Sadat laughed disparagingly, a laugh that recalled the winning laughter of his uncle the president, “You Brothers hid behind the term democracy, exploited it and sectarianized the government. You thought only of your own good. Only of your own movement. You were not concerned with the Egyptian people, you didn’t think to rehabilitate its economy. You were motivated only by the interests of the Muslim Brotherhood. What happened in Egypt last month and the latest bloodshed were necessary to prevent a civil war.”
“Where did you fail?” Tuson was asked. “We didn’t even have a chance to make mistakes, everything went so fast before we did anything.”
After the speakers finished wrangling on stage, I was invited to lunch with them. I sat next to Tuson, the representative of the Muslim Brotherhood. “You Jews also don’t eat meat that wasn’t slaughtered in a kosher manner,” he started the conversation with me. “Yes, that’s something we have in common,” I said. Afterward we started speaking about Egypt after the revolution.
“Until Morsi was ousted,” I told him, “the Muslim Brotherhood was considered a rising force in the Arab world. There was a feeling that in a few years the movement will flourish and control all the Arab countries. Now we’re saying goodbye to you.”
“That’s not true,” he responded, “[Recep Tayyip] Erdogan, the prime minister of Turkey, stood by our side and called it a military coup in the full sense of the word. But you know that this situation will not last much longer. It can’t be, we’ll get past this, it will change.”
“Do Morsi and the Brotherhood have a way to get out of the dead end they were pushed into?” I asked. Tuson didn’t respond.
I got another fascinating glance into the mood in Egypt from Fadaya Salem, a member of Sadat’s party and a resident of Nuweiba in Sinai. “Sinai was forsaken and given to Hamas by the Muslim Brotherhood. They did nothing to stop the terrorist attacks. Where I live in Sinai, Hamas does whatever it wants. Bombings, attacks, but now, thank God, it’s about to end. The military will soon put an end to it.”
“Is Hamas hated all over Egypt or only in Sinai?” I asked.
“Everyone considers them terrorists,” she answered.
“Is there a way to talk with the Muslim Brotherhood?”
“They only understand force. They murdered Sadat. They tried to assassinate [former Egyptian President Gamal Abdel] Nasser, and they’ll never rest.”
Salem decided to run for parliament with the Reform and Development Party founded by Anwar Sadat. As a daughter of a Bedouin family, she had a hard time convincing her family that politics is an appropriate path for a woman. But she didn’t give up. She convinced her family and was elected.
"We have a common goal," she added, "to eradicate terror in Sinai. It will be good for us and also good for you Israelis."
“And what’s going to happen with Egypt?” I asked.
“It will turn out well. And it will be even better if Anwar Sadat were president.”
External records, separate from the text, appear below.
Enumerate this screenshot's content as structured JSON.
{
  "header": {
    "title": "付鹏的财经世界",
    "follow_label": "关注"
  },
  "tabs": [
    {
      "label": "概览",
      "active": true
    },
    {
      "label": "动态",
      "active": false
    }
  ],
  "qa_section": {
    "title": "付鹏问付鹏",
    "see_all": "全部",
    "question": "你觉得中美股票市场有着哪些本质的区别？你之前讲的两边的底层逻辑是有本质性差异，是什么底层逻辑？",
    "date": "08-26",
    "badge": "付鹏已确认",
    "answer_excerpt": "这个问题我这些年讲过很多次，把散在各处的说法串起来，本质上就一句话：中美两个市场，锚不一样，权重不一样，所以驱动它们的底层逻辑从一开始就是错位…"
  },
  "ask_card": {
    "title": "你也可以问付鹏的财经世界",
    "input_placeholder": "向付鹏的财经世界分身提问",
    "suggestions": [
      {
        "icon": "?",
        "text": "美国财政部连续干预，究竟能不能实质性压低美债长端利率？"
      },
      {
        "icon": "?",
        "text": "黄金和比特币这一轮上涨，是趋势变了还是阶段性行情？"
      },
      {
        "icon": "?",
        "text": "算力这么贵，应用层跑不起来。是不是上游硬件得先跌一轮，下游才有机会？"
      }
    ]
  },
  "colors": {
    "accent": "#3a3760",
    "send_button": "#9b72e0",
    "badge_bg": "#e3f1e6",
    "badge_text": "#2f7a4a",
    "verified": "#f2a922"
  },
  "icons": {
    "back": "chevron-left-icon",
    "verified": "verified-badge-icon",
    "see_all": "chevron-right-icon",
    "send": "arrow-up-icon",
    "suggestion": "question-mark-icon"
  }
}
I asked Sadat whether the peace accord his uncle signed with Israel will withstand the political storms in Egypt. “We’ve had enough of wars. Peace is in everyone’s interest. It will be maintained even when there’s utter chaos in Egypt,” he answered, and warmly shook my hand.
Shlomi Eldar is a contributing writer for Al-Monitor’s Israel Pulse. For the past two decades, he has covered the Palestinian Authority and especially the Gaza Strip for Israel’s Channels 1 and 10, reporting on the emergence of Hamas. In 2007, he was awarded the Sokolov Prize, Israel’s most important media award, for this work.